EXERCISE INPUTS section start

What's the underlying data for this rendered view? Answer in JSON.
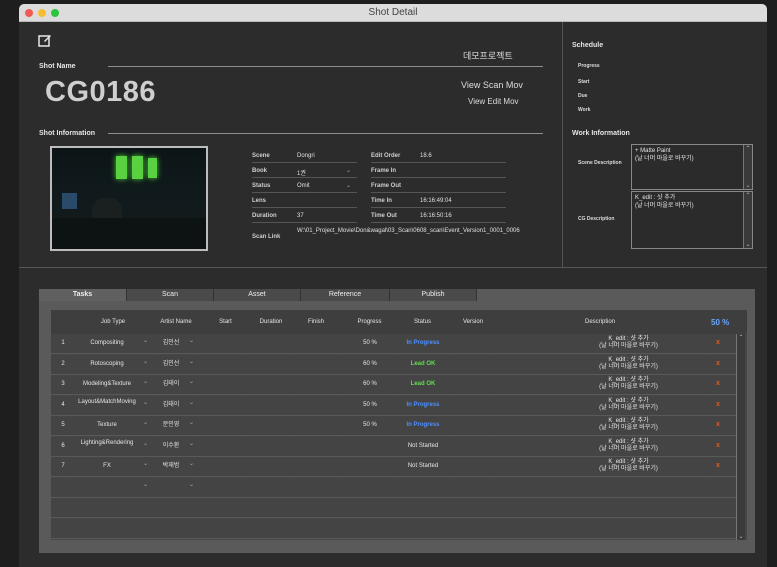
{
  "window": {
    "title": "Shot Detail"
  },
  "header": {
    "shot_name_label": "Shot Name",
    "shot_name": "CG0186",
    "project_name": "데모프로젝트",
    "view_scan_mov": "View Scan Mov",
    "view_edit_mov": "View Edit Mov"
  },
  "shot_info": {
    "label": "Shot Information",
    "left_fields": [
      {
        "label": "Scene",
        "value": "Dongri"
      },
      {
        "label": "Book",
        "value": "1권"
      },
      {
        "label": "Status",
        "value": "Omit"
      },
      {
        "label": "Lens",
        "value": ""
      },
      {
        "label": "Duration",
        "value": "37"
      },
      {
        "label": "Scan Link",
        "value": "W:\\01_Project_Movie\\Don&wagal\\03_Scan\\0608_scan\\Event_Version1_0001_0006"
      }
    ],
    "right_fields": [
      {
        "label": "Edit Order",
        "value": "18.6"
      },
      {
        "label": "Frame In",
        "value": ""
      },
      {
        "label": "Frame Out",
        "value": ""
      },
      {
        "label": "Time In",
        "value": "16:16:49:04"
      },
      {
        "label": "Time Out",
        "value": "16:16:50:16"
      }
    ]
  },
  "schedule": {
    "label": "Schedule",
    "items": [
      "Progress",
      "Start",
      "Due",
      "Work"
    ]
  },
  "work_info": {
    "label": "Work Information",
    "scene_description_label": "Scene Description",
    "scene_description_lines": [
      "+ Matte Paint",
      "(날 너머 마을로 바꾸기)"
    ],
    "cg_description_label": "CG Description",
    "cg_description_lines": [
      "K_edit : 샷 추가",
      "(날 너머 마을로 바꾸기)"
    ]
  },
  "tabs": [
    "Tasks",
    "Scan",
    "Asset",
    "Reference",
    "Publish"
  ],
  "tasks_table": {
    "headers": [
      "Job Type",
      "Artist Name",
      "Start",
      "Duration",
      "Finish",
      "Progress",
      "Status",
      "Version",
      "Description"
    ],
    "overall_progress": "50 %",
    "rows": [
      {
        "num": "1",
        "job_type": "Compositing",
        "artist": "김민선",
        "progress": "50 %",
        "status": "In Progress",
        "status_color": "#4d8fff",
        "desc1": "K_edit : 샷 추가",
        "desc2": "(날 너머 마을로 바꾸기)",
        "delete": "x"
      },
      {
        "num": "2",
        "job_type": "Rotoscoping",
        "artist": "김민선",
        "progress": "60 %",
        "status": "Lead OK",
        "status_color": "#5ee04a",
        "desc1": "K_edit : 샷 추가",
        "desc2": "(날 너머 마을로 바꾸기)",
        "delete": "x"
      },
      {
        "num": "3",
        "job_type": "Modeling&Texture",
        "artist": "김태이",
        "progress": "60 %",
        "status": "Lead OK",
        "status_color": "#5ee04a",
        "desc1": "K_edit : 샷 추가",
        "desc2": "(날 너머 마을로 바꾸기)",
        "delete": "x"
      },
      {
        "num": "4",
        "job_type": "Layout&MatchMoving",
        "artist": "김태이",
        "progress": "50 %",
        "status": "In Progress",
        "status_color": "#4d8fff",
        "desc1": "K_edit : 샷 추가",
        "desc2": "(날 너머 마을로 바꾸기)",
        "delete": "x"
      },
      {
        "num": "5",
        "job_type": "Texture",
        "artist": "문민영",
        "progress": "50 %",
        "status": "In Progress",
        "status_color": "#4d8fff",
        "desc1": "K_edit : 샷 추가",
        "desc2": "(날 너머 마을로 바꾸기)",
        "delete": "x"
      },
      {
        "num": "6",
        "job_type": "Lighting&Rendering",
        "artist": "이수환",
        "progress": "",
        "status": "Not Started",
        "status_color": "#e6e6e6",
        "desc1": "K_edit : 샷 추가",
        "desc2": "(날 너머 마을로 바꾸기)",
        "delete": "x"
      },
      {
        "num": "7",
        "job_type": "FX",
        "artist": "박재범",
        "progress": "",
        "status": "Not Started",
        "status_color": "#e6e6e6",
        "desc1": "K_edit : 샷 추가",
        "desc2": "(날 너머 마을로 바꾸기)",
        "delete": "x"
      }
    ]
  }
}
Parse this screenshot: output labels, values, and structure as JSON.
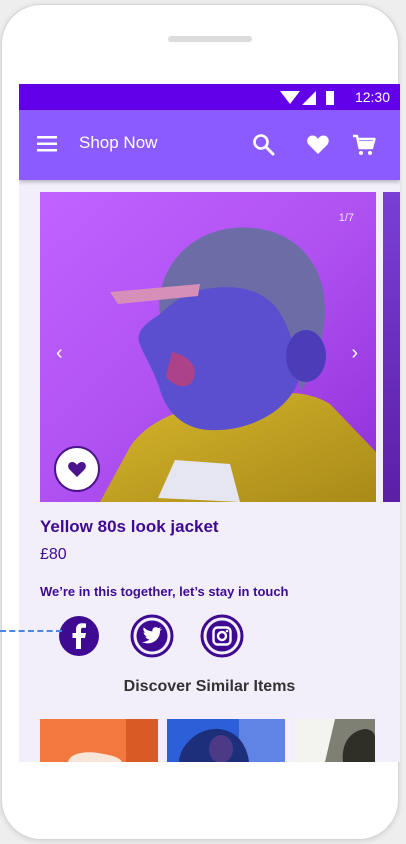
{
  "status_bar": {
    "time": "12:30"
  },
  "app_bar": {
    "title": "Shop Now",
    "actions": [
      "search-icon",
      "heart-icon",
      "cart-icon"
    ]
  },
  "gallery": {
    "counter": "1/7",
    "prev_glyph": "‹",
    "next_glyph": "›"
  },
  "product": {
    "name": "Yellow 80s look jacket",
    "price": "£80"
  },
  "social": {
    "heading": "We’re in this together, let’s stay in touch",
    "networks": [
      "facebook-icon",
      "twitter-icon",
      "instagram-icon"
    ]
  },
  "similar": {
    "heading": "Discover Similar Items"
  },
  "colors": {
    "status_bar": "#6200ea",
    "app_bar": "#8c5bff",
    "primary_dark": "#3d0a91",
    "screen_bg": "#f3effa"
  }
}
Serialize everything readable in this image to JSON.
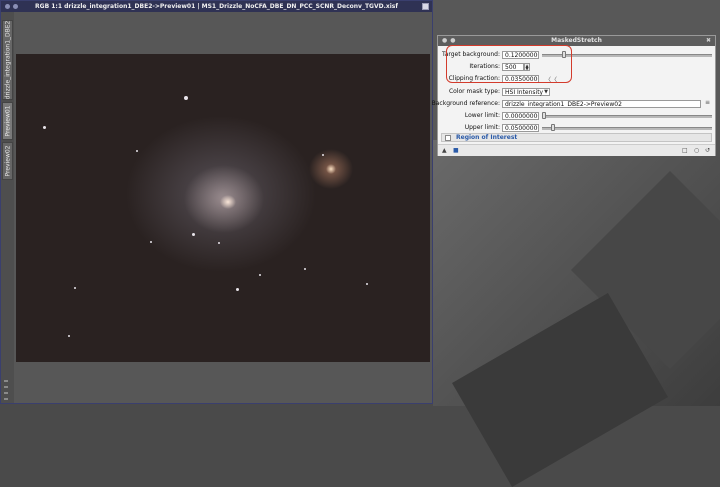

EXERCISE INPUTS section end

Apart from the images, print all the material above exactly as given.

**OUTPUT OF THE EXERCISE**
What's the underlying data for this rendered view? Answer in JSON.
{
  "window": {
    "title": "Shot Detail"
  },
  "header": {
    "shot_name_label": "Shot Name",
    "shot_name": "CG0186",
    "project_name": "데모프로젝트",
    "view_scan_mov": "View Scan Mov",
    "view_edit_mov": "View Edit Mov"
  },
  "shot_info": {
    "label": "Shot Information",
    "left_fields": [
      {
        "label": "Scene",
        "value": "Dongri"
      },
      {
        "label": "Book",
        "value": "1권"
      },
      {
        "label": "Status",
        "value": "Omit"
      },
      {
        "label": "Lens",
        "value": ""
      },
      {
        "label": "Duration",
        "value": "37"
      },
      {
        "label": "Scan Link",
        "value": "W:\\01_Project_Movie\\Don&wagal\\03_Scan\\0608_scan\\Event_Version1_0001_0006"
      }
    ],
    "right_fields": [
      {
        "label": "Edit Order",
        "value": "18.6"
      },
      {
        "label": "Frame In",
        "value": ""
      },
      {
        "label": "Frame Out",
        "value": ""
      },
      {
        "label": "Time In",
        "value": "16:16:49:04"
      },
      {
        "label": "Time Out",
        "value": "16:16:50:16"
      }
    ]
  },
  "schedule": {
    "label": "Schedule",
    "items": [
      "Progress",
      "Start",
      "Due",
      "Work"
    ]
  },
  "work_info": {
    "label": "Work Information",
    "scene_description_label": "Scene Description",
    "scene_description_lines": [
      "+ Matte Paint",
      "(날 너머 마을로 바꾸기)"
    ],
    "cg_description_label": "CG Description",
    "cg_description_lines": [
      "K_edit : 샷 추가",
      "(날 너머 마을로 바꾸기)"
    ]
  },
  "tabs": [
    "Tasks",
    "Scan",
    "Asset",
    "Reference",
    "Publish"
  ],
  "tasks_table": {
    "headers": [
      "Job Type",
      "Artist Name",
      "Start",
      "Duration",
      "Finish",
      "Progress",
      "Status",
      "Version",
      "Description"
    ],
    "overall_progress": "50 %",
    "rows": [
      {
        "num": "1",
        "job_type": "Compositing",
        "artist": "김민선",
        "progress": "50 %",
        "status": "In Progress",
        "status_color": "#4d8fff",
        "desc1": "K_edit : 샷 추가",
        "desc2": "(날 너머 마을로 바꾸기)",
        "delete": "x"
      },
      {
        "num": "2",
        "job_type": "Rotoscoping",
        "artist": "김민선",
        "progress": "60 %",
        "status": "Lead OK",
        "status_color": "#5ee04a",
        "desc1": "K_edit : 샷 추가",
        "desc2": "(날 너머 마을로 바꾸기)",
        "delete": "x"
      },
      {
        "num": "3",
        "job_type": "Modeling&Texture",
        "artist": "김태이",
        "progress": "60 %",
        "status": "Lead OK",
        "status_color": "#5ee04a",
        "desc1": "K_edit : 샷 추가",
        "desc2": "(날 너머 마을로 바꾸기)",
        "delete": "x"
      },
      {
        "num": "4",
        "job_type": "Layout&MatchMoving",
        "artist": "김태이",
        "progress": "50 %",
        "status": "In Progress",
        "status_color": "#4d8fff",
        "desc1": "K_edit : 샷 추가",
        "desc2": "(날 너머 마을로 바꾸기)",
        "delete": "x"
      },
      {
        "num": "5",
        "job_type": "Texture",
        "artist": "문민영",
        "progress": "50 %",
        "status": "In Progress",
        "status_color": "#4d8fff",
        "desc1": "K_edit : 샷 추가",
        "desc2": "(날 너머 마을로 바꾸기)",
        "delete": "x"
      },
      {
        "num": "6",
        "job_type": "Lighting&Rendering",
        "artist": "이수환",
        "progress": "",
        "status": "Not Started",
        "status_color": "#e6e6e6",
        "desc1": "K_edit : 샷 추가",
        "desc2": "(날 너머 마을로 바꾸기)",
        "delete": "x"
      },
      {
        "num": "7",
        "job_type": "FX",
        "artist": "박재범",
        "progress": "",
        "status": "Not Started",
        "status_color": "#e6e6e6",
        "desc1": "K_edit : 샷 추가",
        "desc2": "(날 너머 마을로 바꾸기)",
        "delete": "x"
      }
    ]
  }
}
Parse this screenshot: output labels, values, and structure as JSON.
{
  "status_bar": {
    "time": "12:30"
  },
  "app_bar": {
    "title": "Shop Now",
    "actions": [
      "search-icon",
      "heart-icon",
      "cart-icon"
    ]
  },
  "gallery": {
    "counter": "1/7",
    "prev_glyph": "‹",
    "next_glyph": "›"
  },
  "product": {
    "name": "Yellow 80s look jacket",
    "price": "£80"
  },
  "social": {
    "heading": "We’re in this together, let’s stay in touch",
    "networks": [
      "facebook-icon",
      "twitter-icon",
      "instagram-icon"
    ]
  },
  "similar": {
    "heading": "Discover Similar Items"
  },
  "colors": {
    "status_bar": "#6200ea",
    "app_bar": "#8c5bff",
    "primary_dark": "#3d0a91",
    "screen_bg": "#f3effa"
  }
}
Serialize everything readable in this image to JSON.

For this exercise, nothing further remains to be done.